## Exercise
Give only the number of lines in the records that contain the word "false".

Stored items from a collection:
════════
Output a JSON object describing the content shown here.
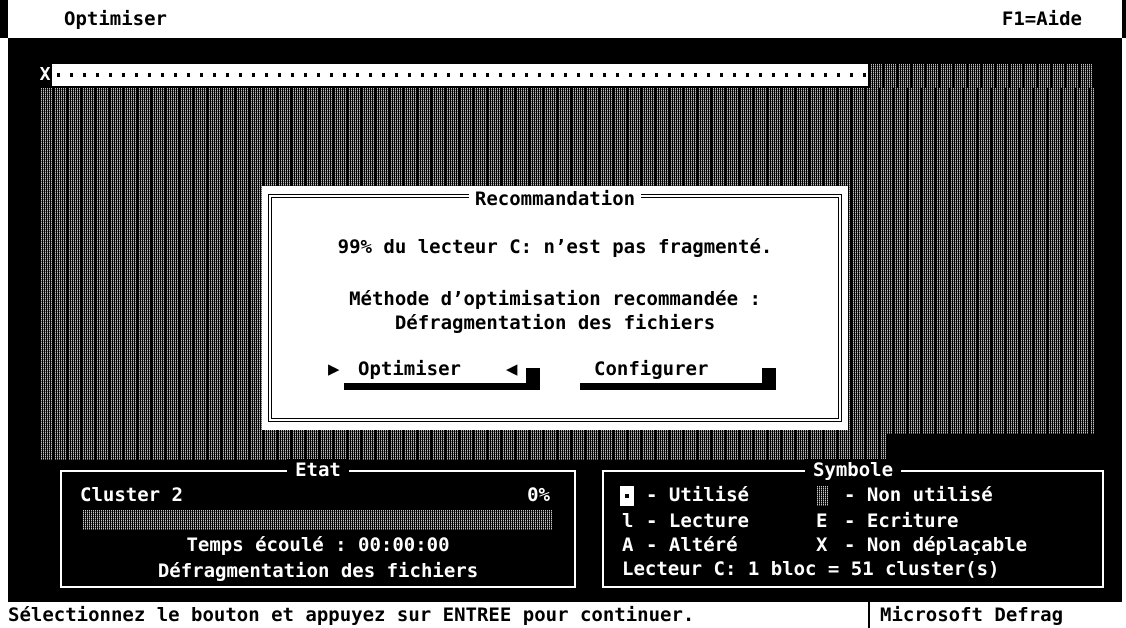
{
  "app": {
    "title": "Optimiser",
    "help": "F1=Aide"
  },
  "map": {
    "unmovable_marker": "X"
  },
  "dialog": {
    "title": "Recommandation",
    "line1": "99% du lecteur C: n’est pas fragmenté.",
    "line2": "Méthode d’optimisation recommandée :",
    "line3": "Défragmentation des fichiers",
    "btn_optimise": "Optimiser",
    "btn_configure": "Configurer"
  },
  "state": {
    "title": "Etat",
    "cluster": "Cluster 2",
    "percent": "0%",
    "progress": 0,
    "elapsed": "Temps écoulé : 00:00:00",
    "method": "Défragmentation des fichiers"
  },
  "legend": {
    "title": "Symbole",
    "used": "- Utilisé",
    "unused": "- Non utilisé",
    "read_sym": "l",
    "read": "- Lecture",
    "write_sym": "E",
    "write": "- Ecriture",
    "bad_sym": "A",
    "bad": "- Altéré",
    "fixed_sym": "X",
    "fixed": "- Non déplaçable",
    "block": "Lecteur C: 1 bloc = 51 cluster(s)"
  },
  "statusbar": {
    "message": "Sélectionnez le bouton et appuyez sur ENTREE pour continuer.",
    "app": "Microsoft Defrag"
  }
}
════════
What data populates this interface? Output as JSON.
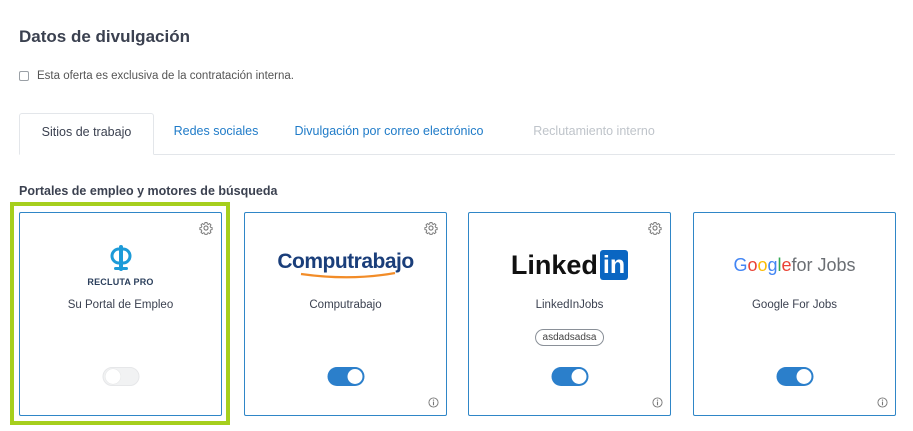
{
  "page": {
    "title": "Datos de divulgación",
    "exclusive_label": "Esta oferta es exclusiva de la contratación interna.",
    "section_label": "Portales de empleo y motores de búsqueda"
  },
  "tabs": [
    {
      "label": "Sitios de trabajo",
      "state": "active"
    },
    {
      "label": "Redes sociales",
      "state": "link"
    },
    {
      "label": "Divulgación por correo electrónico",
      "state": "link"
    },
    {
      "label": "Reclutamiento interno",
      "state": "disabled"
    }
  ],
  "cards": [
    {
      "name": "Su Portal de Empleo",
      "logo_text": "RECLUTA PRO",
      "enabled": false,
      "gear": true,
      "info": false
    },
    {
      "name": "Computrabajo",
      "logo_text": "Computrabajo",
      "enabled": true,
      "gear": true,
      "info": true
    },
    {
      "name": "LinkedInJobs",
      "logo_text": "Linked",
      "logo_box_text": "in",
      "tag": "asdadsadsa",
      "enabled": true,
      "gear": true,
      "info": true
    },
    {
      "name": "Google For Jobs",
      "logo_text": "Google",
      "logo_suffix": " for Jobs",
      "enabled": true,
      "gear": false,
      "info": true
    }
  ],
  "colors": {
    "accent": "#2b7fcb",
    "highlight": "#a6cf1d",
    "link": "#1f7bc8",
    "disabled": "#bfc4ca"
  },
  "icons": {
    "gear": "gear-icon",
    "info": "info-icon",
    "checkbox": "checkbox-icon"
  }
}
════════
## Final answer
3